'We Are Men's' Tony Shalhoub thinks men are a 'little more cryptic and out of touch'

Add to Favorites | We Are Men
×
Remove from Favorites
We Are Men has been added to your favorites.
OK
CANCEL
tony-shalhoub-we-are-men-cbs-325.jpg Zap2it: How do you describe "We Are Men"?

Tony Shalhoub: It's four divorced guys of different ages living in the Oakwood, temporary housing, trying, not very successfully, to help each other and forming a band of brothers.

Zap2it : How do you see your character, Frank, who's a serial husband and womanizer?

Tony Shalhoub: He is a clothing manufacturer with four failed marriages. It is ironic that my character is now dating someone his daughter's age, yet he is very protective of her. It will have broad appeal. It is a peek through the peephole of how men talk to each other. And I think they really do. Women are so forthcoming, so aware of their emotions. Men are a little more cryptic and out of touch. The show really reveals an unspoken vulnerability of those guys. They don't know they are vulnerable, and they are all damaged goods. It comes out as anger toward women, but it is frustration with themselves.
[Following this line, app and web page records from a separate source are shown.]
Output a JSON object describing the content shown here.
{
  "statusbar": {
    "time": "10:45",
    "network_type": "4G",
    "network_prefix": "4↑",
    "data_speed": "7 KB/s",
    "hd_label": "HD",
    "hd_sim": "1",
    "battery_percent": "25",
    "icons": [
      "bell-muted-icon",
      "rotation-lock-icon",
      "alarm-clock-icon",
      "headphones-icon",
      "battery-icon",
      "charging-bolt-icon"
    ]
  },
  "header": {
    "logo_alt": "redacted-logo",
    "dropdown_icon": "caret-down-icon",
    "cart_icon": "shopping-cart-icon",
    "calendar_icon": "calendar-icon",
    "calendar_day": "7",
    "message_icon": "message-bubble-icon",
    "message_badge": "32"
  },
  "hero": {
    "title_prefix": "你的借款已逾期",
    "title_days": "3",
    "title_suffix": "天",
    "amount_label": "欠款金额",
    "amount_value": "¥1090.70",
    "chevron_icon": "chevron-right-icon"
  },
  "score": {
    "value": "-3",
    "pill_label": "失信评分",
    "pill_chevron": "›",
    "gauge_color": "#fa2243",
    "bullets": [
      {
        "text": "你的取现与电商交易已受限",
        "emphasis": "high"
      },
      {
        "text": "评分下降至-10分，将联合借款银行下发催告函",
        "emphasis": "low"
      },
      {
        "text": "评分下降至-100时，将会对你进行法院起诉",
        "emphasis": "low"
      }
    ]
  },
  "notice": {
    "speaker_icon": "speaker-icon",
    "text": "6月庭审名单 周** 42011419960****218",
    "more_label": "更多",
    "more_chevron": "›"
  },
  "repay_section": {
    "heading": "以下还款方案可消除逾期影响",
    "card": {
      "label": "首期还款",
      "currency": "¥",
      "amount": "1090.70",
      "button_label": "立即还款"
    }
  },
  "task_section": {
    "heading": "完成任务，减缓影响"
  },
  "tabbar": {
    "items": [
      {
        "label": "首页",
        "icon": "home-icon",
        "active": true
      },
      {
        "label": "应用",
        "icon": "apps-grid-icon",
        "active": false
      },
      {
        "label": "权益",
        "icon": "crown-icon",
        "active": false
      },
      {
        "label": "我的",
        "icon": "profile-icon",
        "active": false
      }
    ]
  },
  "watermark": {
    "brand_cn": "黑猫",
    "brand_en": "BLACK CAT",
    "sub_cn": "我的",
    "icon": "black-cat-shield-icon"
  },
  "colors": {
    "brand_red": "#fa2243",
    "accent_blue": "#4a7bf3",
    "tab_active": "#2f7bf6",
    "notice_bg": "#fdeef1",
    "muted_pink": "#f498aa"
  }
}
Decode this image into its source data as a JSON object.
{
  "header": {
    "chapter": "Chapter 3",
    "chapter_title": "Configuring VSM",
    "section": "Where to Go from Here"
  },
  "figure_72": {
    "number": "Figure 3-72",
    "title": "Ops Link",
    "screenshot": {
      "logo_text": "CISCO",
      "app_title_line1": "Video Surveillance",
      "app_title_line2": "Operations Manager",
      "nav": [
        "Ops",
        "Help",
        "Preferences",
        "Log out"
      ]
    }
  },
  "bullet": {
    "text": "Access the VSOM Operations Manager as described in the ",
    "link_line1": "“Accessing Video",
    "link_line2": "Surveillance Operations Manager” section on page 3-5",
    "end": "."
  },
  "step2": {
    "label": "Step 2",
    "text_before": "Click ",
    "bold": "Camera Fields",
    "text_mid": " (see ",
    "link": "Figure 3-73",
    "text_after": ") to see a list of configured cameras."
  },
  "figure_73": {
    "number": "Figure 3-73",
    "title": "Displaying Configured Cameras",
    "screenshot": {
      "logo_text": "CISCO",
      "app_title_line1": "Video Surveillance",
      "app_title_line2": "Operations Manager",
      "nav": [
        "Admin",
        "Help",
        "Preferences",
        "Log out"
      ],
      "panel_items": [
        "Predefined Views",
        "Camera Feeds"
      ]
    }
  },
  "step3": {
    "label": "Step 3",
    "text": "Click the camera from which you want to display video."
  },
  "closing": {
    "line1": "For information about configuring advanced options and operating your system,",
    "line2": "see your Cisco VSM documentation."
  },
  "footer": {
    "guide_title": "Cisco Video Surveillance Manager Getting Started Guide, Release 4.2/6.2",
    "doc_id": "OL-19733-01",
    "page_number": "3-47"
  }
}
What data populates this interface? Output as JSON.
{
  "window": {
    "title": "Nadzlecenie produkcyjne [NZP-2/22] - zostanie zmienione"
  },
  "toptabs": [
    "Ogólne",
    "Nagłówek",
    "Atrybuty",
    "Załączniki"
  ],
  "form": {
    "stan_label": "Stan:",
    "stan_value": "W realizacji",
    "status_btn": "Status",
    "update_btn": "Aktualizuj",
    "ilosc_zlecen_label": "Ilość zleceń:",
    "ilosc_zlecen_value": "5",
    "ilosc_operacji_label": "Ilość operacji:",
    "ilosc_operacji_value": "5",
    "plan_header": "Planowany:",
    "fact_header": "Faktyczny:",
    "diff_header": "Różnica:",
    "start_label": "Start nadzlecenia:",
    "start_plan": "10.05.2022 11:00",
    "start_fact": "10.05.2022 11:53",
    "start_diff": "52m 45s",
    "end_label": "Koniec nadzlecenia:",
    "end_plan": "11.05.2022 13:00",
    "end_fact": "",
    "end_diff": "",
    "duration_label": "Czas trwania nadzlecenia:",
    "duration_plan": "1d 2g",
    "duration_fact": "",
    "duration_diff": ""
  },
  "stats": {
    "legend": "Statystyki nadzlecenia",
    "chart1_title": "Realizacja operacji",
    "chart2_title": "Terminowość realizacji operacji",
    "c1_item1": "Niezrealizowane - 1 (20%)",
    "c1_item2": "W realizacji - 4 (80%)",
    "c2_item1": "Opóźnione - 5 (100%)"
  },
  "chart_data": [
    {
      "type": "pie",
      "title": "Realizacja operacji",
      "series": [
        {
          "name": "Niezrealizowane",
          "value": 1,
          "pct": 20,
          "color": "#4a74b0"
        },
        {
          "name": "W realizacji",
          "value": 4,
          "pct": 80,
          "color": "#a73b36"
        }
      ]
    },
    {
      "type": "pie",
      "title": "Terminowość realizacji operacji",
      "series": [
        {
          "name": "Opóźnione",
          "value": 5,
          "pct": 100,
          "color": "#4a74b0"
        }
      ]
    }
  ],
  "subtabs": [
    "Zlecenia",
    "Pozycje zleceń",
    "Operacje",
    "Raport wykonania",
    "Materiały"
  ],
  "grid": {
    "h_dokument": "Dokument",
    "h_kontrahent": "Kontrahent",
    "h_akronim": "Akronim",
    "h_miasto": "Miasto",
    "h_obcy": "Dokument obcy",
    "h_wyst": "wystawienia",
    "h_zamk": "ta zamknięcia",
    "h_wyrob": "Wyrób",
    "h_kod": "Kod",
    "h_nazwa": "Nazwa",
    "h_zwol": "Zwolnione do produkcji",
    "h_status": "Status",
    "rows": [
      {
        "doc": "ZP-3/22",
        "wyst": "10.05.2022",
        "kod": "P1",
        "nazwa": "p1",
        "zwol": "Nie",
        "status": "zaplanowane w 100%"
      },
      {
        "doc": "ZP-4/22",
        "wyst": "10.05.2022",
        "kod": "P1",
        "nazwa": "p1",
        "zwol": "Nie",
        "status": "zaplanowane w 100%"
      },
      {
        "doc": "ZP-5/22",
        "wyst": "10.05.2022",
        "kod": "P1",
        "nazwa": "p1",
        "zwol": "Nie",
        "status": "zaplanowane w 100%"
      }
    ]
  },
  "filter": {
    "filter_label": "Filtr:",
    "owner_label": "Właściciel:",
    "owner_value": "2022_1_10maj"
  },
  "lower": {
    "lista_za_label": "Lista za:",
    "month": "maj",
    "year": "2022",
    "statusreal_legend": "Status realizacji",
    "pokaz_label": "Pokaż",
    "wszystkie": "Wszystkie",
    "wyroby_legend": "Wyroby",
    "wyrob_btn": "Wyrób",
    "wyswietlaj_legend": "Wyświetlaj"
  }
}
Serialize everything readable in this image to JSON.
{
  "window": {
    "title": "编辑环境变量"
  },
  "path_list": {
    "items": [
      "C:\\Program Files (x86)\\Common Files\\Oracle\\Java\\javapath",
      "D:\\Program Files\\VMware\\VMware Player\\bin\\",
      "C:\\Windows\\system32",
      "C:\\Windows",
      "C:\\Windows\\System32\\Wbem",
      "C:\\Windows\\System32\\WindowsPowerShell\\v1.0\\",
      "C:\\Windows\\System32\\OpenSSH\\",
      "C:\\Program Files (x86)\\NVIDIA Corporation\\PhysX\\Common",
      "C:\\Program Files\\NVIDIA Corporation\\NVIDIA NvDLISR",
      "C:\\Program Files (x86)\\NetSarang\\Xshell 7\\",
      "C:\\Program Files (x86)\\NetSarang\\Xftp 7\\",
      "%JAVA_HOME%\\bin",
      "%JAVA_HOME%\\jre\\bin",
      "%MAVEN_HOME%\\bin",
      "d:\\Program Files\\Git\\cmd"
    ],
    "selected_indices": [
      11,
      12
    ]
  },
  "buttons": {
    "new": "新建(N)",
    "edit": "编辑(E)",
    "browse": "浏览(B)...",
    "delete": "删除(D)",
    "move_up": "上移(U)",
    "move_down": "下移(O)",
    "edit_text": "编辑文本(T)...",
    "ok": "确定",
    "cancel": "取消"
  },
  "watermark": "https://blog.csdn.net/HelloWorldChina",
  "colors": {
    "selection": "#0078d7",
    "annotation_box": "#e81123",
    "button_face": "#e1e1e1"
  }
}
Zap2it : A few months ago, you were on Broadway in "Golden Boy" and speaking Italian. Did you speak it before?

Tony Shalhoub: I was taking an Italian course during that whole time.

Zap2it : Were you a drama student?

Tony Shalhoub: All of my training was in the theater. And we were always encouraged to explore characters and to do a variety of roles. I went to Yale Drama for graduate training. I was a theater major for undergraduate. After the three-year master's [program], from there I went to a repertory theater -- the American Repertory Theater in Boston.
Photo/Video credit: Robert Trachtenberg/CBS